The UK’s planned trade deal with India will hurt the climate, the environment and the poor and must be rethought from scratch, say campaigners in both countries.
The negotiations – aiming for an agreement by October – are also “anti-democratic” because civil society groups and trade unions are largely shut out, a hard-hitting statement says.
The protest accuses the government of downgrading international agreements on poverty and the climate emergency, in an echo of criticism of the UK’s trade deal with Australia.
The “strategic approach” set out “prioritises increased trade at any cost”, while neglecting “local businesses, secure livelihoods and access to public services”, it alleges.
“We are particularly concerned these negative impacts will be disproportionately borne by women and other already marginalized groups,” reads the statement, signed by 10 organisations.
It is the strongest challenge yet to the government’s post-Brexit agenda to strike as many free trade agreements (FTAs) as possible, as a prize for leaving the EU.

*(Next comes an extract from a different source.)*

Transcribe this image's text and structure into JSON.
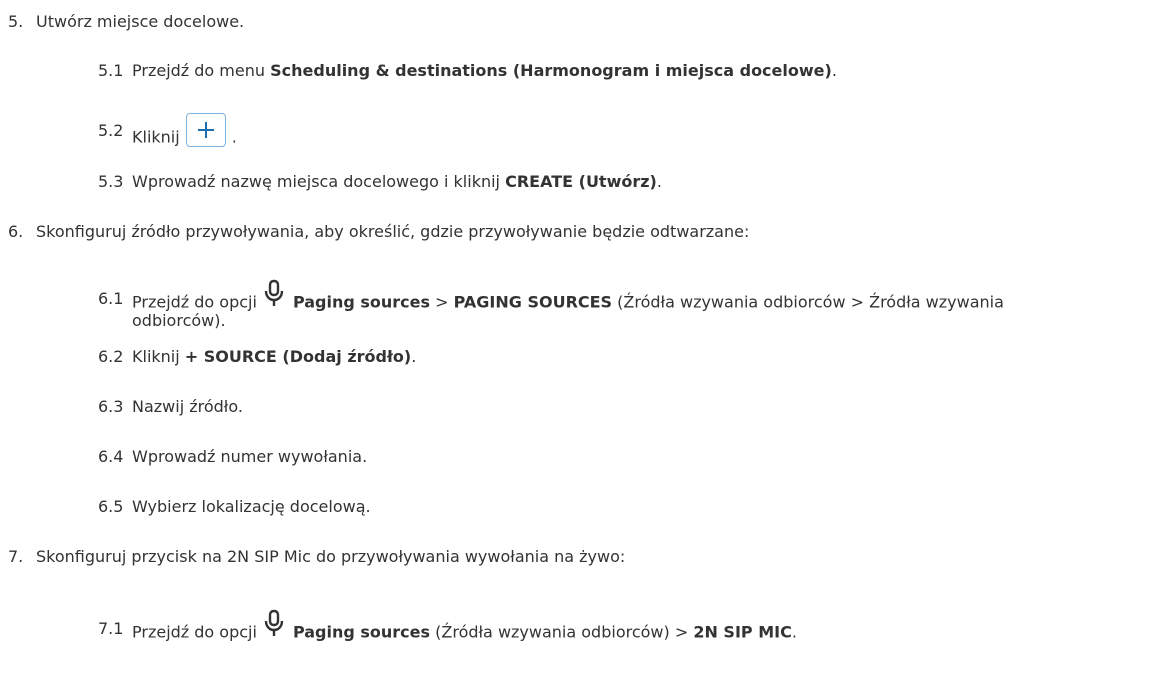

Boris Johnson has set his successor to a deadline of securing the bulk of the India deal by the Hindu Diwali festival in late October, having made progress on his trip to the country in April.
After those talks, he was accused of breaking a pledge to do everything possible to ensure “Putin fails” in Ukraine, admitting he did not try to persuade India to drop its neutral stance towards Russia.
In contrast to the puny economic gains from the deals with Australia and New Zealand, trade experts believe there will be a benefit from an agreement with the sub-continent’s economic powerhouse.
The statement, signed by the Trade Justice Movement and Traidcraft Exchange among others, agrees that “trade has the potential to bring benefits to both countries”.
But it attacks the UK’s failure to set out how the deal will “align with its commitments under the Sustainable Development Goals, the Paris Climate Agreement and other international agreements”.
“Its current approach to trade fails to properly align with fundamental human and labor rights, and our countries’ shared commitment to addressing the climate crisis,” it reads.
In both countries, civil society groups have been given “very limited access to information, or opportunity to input into negotiations, particularly in comparison to business groups”.
“There is no parliamentary ratification process in India and, in the UK, parliamentarians are denied a guaranteed and meaningful vote,” the statement adds.
But a spokesperson for the Department for International Trade said: “We carry out considerable consultation on new trade deals and will always share as much information as we can.
“We will only agree to a trade deal with India which benefits the UK and upholds our high environmental standards.”
A 14-week consultation was carried out with organizations across the UK to help develop priorities, the department said.
The criticism comes after a study warned the UK’s high animal welfare standards are in “clear and present danger” from such deals without tougher government rules.